Posted on Jan 11, 2021
We thought about the government’s promised upcoming inquiry into supermarket pricing. Which of course lead us to conclude that it will be about as useful as their inquiry into the fuel industry. Simply expensive posturing. But we all know that there is a real problem with supermarkets.. Back in the not too distant past when we could travel to Europe, we always marvelled when we stocked up on groceries at Aldi or Lidl or one of the other fast growing supermarket chains, and left the store in wonderment at how the bill at the checkout could be so minimal. Having spent too many years in the food industry, we know that insiders won’t speak out for fear of the consequences. The duopoly crushes those who step out of line. But instead of having an inquiry, perhaps we should be thinking somewhat laterally. How about giving Aldi a few million dollar incentive to set up in New Zealand? There is money being spent on projects with a lot less value from the Provincial Growth Fund. I would wager that whatever the incentive, it would have been returned at least twice over to New Zealand consumers in the form of cheaper prices at the checkout before they had opened their first few stores.

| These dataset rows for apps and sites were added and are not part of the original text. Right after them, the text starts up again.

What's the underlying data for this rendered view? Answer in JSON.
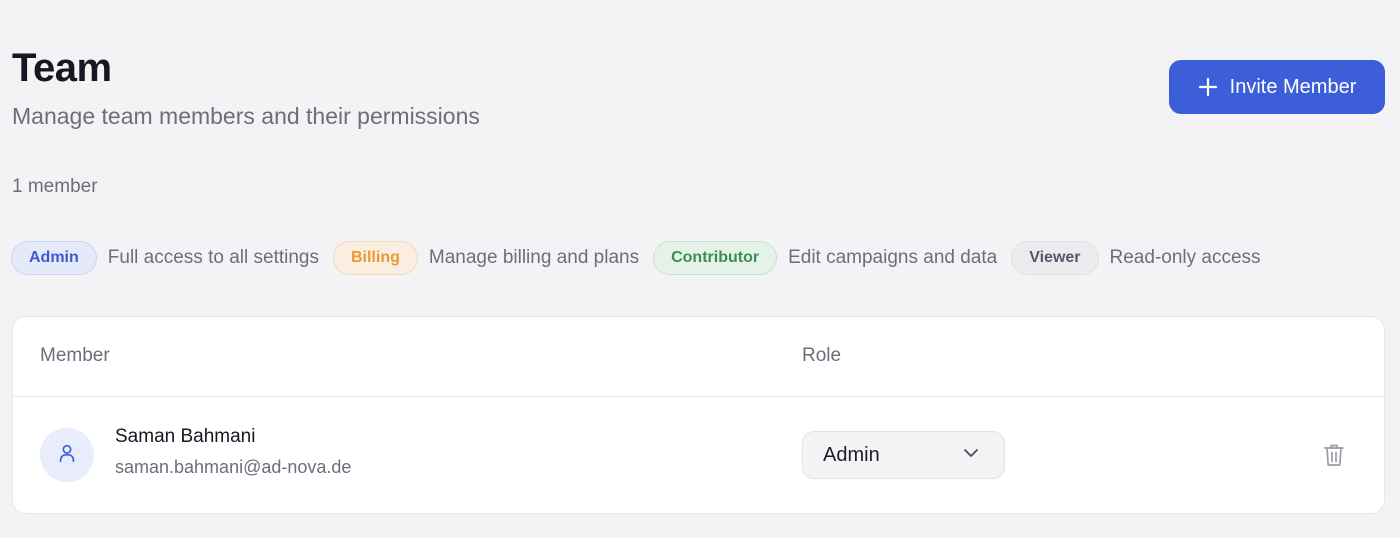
{
  "header": {
    "title": "Team",
    "subtitle": "Manage team members and their permissions",
    "invite_button_label": "Invite Member",
    "invite_icon": "plus-icon"
  },
  "member_count": "1 member",
  "roles_legend": [
    {
      "role": "Admin",
      "description": "Full access to all settings",
      "color": "#3c59cf"
    },
    {
      "role": "Billing",
      "description": "Manage billing and plans",
      "color": "#e89a35"
    },
    {
      "role": "Contributor",
      "description": "Edit campaigns and data",
      "color": "#3b8f55"
    },
    {
      "role": "Viewer",
      "description": "Read-only access",
      "color": "#555866"
    }
  ],
  "table": {
    "columns": [
      "Member",
      "Role"
    ],
    "rows": [
      {
        "name": "Saman Bahmani",
        "email": "saman.bahmani@ad-nova.de",
        "avatar_icon": "user-icon",
        "role": "Admin",
        "role_dropdown_icon": "chevron-down-icon",
        "delete_icon": "trash-icon"
      }
    ]
  },
  "colors": {
    "accent": "#3d5ed9",
    "background": "#f3f3f6"
  }
}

We thought also about the residential property market. It has been well proven that increasing the supply of property is one sure way of dampening down price increases. Just look at Christchurch, where the rebuild if anything lead to an over-supply, and resultant price stagnation. But instead of giving incentives to increasing supply, official policy is to encourage roadblocks to supply. We all know that an inverse co-relation exists between the number of road cones and the amount of work being done on a road. So, too, is there an inverse co-relation between the amount of politician bluster and the speed of RMA reform. Until the mess that are local councils is sorted we won’t have infrastructure to support the proposed expansion of housing stock.
We also thought about some of the ways in which the media (both regular mass media, and social media ) can subtly shape our thoughts and beliefs. If we listened to the media, most of us are now working from home, and being distracted by hanging out the washing, rather than distracted by colleagues. And we are able to participate in zoom calls wearing a collar and tie, shorts and jandals. But neither my dentist, hairdresser or my physiotherapist are able to work from home. My diesel mechanic doesn’t. The shelf stacker at the supermarket doesn’t. None of the various courier drivers who service our office or my home work from their homes. Our electrician and roller door serviceman can’t do their jobs from their kitchen tables. The guy who lays concrete for us, and the gib stopper and the plumber would all be less than useless to us if they sat working at home. All of which reminds me every time I read a story in the media, to apply the “Working from Home” filter. Because fake news has become all too common. Even here.
But mostly, we spent our time thinking about ways in which we can be more productive, use technology more effectively, and produce better products for our clients. The next 12 months will bear out whether we are able to translate thoughts into action.